    I see a lot of people asking about state of AppImage support in Discover. It’s non-existent, because AppImage does not require centralized software management interfaces like Discover and GNOME Software (or a command-line package manager). AppImage bundles are totally self-contained, and come straight from the developer with zero middlemen, and can be managed on the filesystem using your file manager This should sound awfully familiar to former Mac users (like myself), because Mac App bundles are totally self-contained, come straight from the developer with zero middlemen, and are managed using the Finder file manager.
  • What’s new for January? Plasma5 18.01, and more
    When I sat down to write a new post I noticed that I had not written a single post since the previous Plasma 5 announcement. Well, I guess the past month was a busy one. Also I bought a new e-reader (the Kobo Aura H2O 2nd edition) to replace my ageing Sony PRS-T1. That made me spend a lot of time just reading books and enjoying a proper back-lit E-ink screen. What I read? The War of the Flowers by Tad Williams, A Shadow all of Light by Fred Chappell, Persepolis Rising and several of the short stories (Drive, The Butcher of Anderson Station, The Churn and Strange Dogs) by James SA Corey and finally Red Sister by Mark Lawrence. All very much worth your time.

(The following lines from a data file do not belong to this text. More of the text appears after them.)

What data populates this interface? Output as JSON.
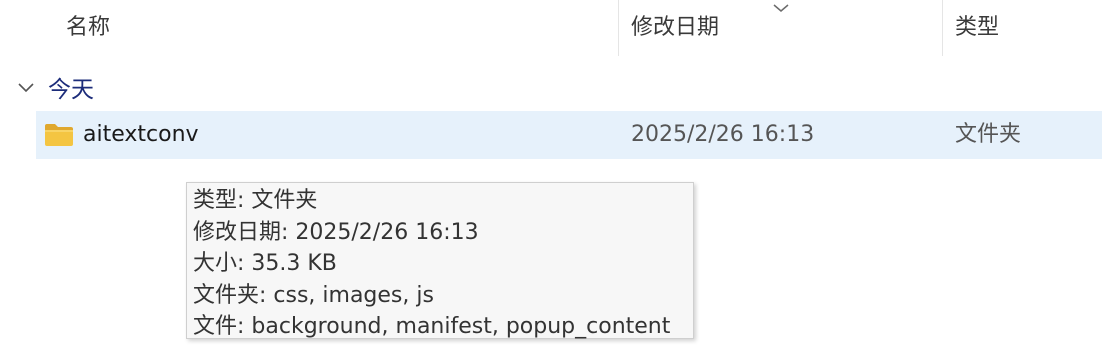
{
  "columns": {
    "name": "名称",
    "date": "修改日期",
    "type": "类型"
  },
  "sort_indicator_icon": "chevron-down-icon",
  "group": {
    "label": "今天",
    "expanded": true
  },
  "rows": [
    {
      "icon": "folder-icon",
      "name": "aitextconv",
      "date": "2025/2/26 16:13",
      "type": "文件夹",
      "selected": true
    }
  ],
  "tooltip": {
    "lines": [
      "类型: 文件夹",
      "修改日期: 2025/2/26 16:13",
      "大小: 35.3 KB",
      "文件夹: css, images, js",
      "文件: background, manifest, popup_content"
    ]
  },
  "colors": {
    "selection_bg": "#e6f1fb",
    "group_label": "#1c2c7a",
    "folder_yellow": "#f4c542",
    "tooltip_bg": "#f7f7f7"
  }
}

GNU/Linux: Live Patching, Gravity of Kubernetes, Welcome to 2018

  • How Live Patching Has Improved Xen Virtualization
    The open-source Xen virtualization hypervisor is widely deployed by enterprises and cloud providers alike, which benefit from the continuous innovation that the project delivers. In a video interview with ServerWatch, Lars Kurth, Chairman of the Xen Project Advisory Board and Director, Open Source Solutions at Citrix, details some of the recent additions to Xen and how they are helping move the project forward.

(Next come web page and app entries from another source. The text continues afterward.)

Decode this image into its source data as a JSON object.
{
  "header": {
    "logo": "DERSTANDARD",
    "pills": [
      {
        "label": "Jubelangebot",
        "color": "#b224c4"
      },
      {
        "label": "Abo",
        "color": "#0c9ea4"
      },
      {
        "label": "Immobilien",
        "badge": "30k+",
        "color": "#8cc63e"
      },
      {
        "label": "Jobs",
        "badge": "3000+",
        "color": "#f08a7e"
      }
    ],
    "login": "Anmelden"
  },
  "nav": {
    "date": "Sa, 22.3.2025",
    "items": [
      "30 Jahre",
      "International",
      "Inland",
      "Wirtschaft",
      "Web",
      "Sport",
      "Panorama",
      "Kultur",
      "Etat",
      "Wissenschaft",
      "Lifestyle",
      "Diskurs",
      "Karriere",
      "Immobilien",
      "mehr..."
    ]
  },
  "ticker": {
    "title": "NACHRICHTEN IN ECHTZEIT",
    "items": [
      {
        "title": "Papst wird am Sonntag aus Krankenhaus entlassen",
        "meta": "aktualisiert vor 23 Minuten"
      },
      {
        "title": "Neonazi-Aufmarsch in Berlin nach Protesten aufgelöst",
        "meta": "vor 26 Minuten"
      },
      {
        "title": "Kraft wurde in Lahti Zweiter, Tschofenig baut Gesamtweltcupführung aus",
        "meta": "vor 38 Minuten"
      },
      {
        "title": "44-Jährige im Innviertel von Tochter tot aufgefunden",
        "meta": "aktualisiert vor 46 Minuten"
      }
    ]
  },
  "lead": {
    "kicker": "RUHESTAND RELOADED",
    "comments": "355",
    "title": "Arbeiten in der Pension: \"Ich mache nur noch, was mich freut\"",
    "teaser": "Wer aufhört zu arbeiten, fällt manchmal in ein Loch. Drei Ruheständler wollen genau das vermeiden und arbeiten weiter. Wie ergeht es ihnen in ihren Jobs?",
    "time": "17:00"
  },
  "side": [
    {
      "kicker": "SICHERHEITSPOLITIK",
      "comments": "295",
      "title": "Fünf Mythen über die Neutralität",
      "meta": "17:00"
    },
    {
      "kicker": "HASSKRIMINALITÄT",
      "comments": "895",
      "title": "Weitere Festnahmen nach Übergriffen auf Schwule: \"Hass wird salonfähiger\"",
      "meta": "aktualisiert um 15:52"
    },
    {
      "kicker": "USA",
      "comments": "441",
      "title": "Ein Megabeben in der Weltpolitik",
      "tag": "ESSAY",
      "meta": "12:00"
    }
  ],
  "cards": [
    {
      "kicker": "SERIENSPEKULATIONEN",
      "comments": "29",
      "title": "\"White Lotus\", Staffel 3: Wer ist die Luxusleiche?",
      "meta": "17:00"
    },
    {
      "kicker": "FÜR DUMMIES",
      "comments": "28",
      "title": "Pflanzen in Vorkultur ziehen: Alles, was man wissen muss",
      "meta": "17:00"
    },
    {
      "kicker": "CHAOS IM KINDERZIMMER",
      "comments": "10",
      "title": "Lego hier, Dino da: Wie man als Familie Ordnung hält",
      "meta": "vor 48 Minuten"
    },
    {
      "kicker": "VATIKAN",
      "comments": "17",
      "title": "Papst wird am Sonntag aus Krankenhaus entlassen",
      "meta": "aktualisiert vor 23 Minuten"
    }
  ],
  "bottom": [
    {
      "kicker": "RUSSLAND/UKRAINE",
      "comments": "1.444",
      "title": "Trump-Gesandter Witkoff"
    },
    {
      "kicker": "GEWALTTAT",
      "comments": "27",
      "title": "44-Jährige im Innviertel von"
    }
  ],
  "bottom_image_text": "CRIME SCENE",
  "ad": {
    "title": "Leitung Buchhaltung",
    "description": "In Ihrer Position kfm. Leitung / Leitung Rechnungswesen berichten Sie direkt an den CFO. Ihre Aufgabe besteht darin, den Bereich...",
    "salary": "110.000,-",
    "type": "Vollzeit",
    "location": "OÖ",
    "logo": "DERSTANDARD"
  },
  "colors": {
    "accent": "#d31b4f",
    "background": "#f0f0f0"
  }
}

  • The Gravity of Kubernetes
    Most new internet businesses started in the foreseeable future will leverage Kubernetes (whether they realize it or not). Many old applications are migrating to Kubernetes too. Before Kubernetes, there was no standardization around a specific distributed systems platform. Just like Linux became the standard server-side operating system for a single node, Kubernetes has become the standard way to orchestrate all of the nodes in your application. With Kubernetes, distributed systems tools can have network effects. Every time someone builds a new tool for Kubernetes, it makes all the other tools better. And it further cements Kubernetes as the standard.

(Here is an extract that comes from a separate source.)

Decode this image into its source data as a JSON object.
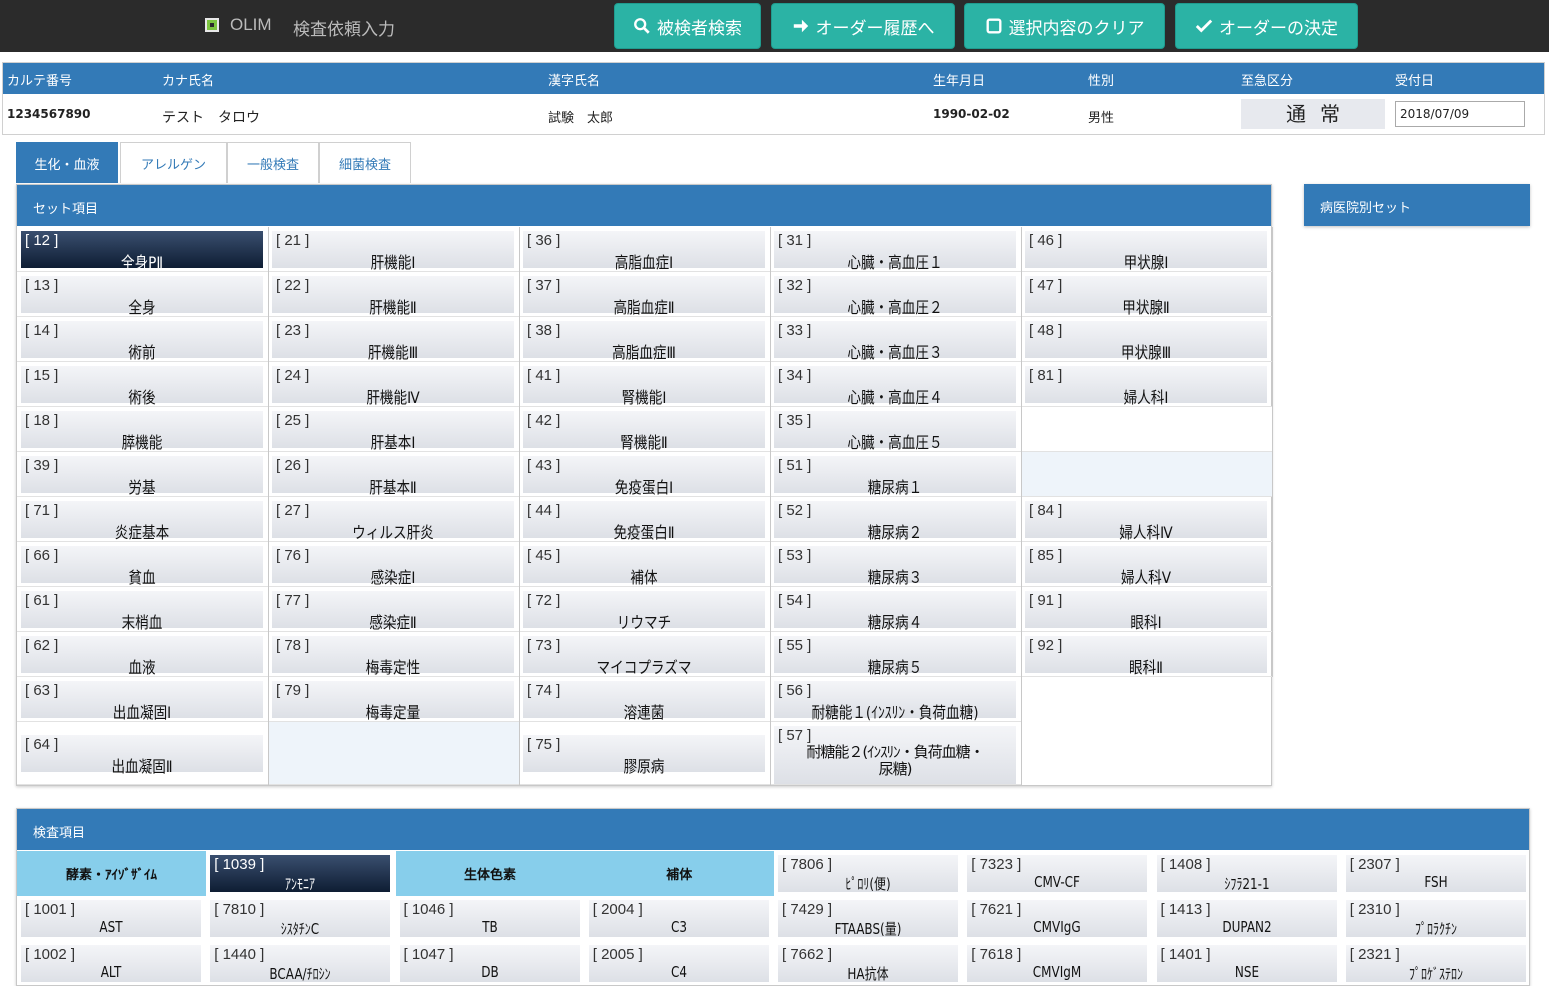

  • Welcome to 2018
    The image of the technology industry as a whole suffered in 2017, and that process is likely to continue this year as well. That should lead to an increased level of introspection that will certainly affect the free-software community. Many of us got into free software to, among other things, make the world a better place. It is not at all clear that all of our activities are doing that, or what we should do to change that situation. Expect a lively conversation on how our projects should be run and what they should be trying to achieve. Some of that introspection will certainly carry into projects related to machine learning and similar topics. There will be more interesting AI-related free software in 2018, but it may not all be beneficial. How well will the world be served, for example, by a highly capable, free facial-recognition system and associated global database? Our community will be no more effective than anybody else at limiting progress of potentially freedom-reducing technologies, but we should try harder to ensure that our technologies promote and support freedom to the greatest extent possible. Our 2017 predictions missed the fact that an increasing number of security problems are being found at the hardware level. We'll not make the same mistake in 2018. Much of what we think of as "hardware" has a great deal of software built into it — highly proprietary software that runs at the highest privilege levels and which is not subject to third-party review. Of course that software has bugs and security issues of its own; it couldn't really be any other way. We will see more of those issues in 2018, and many of them are likely to prove difficult to fix.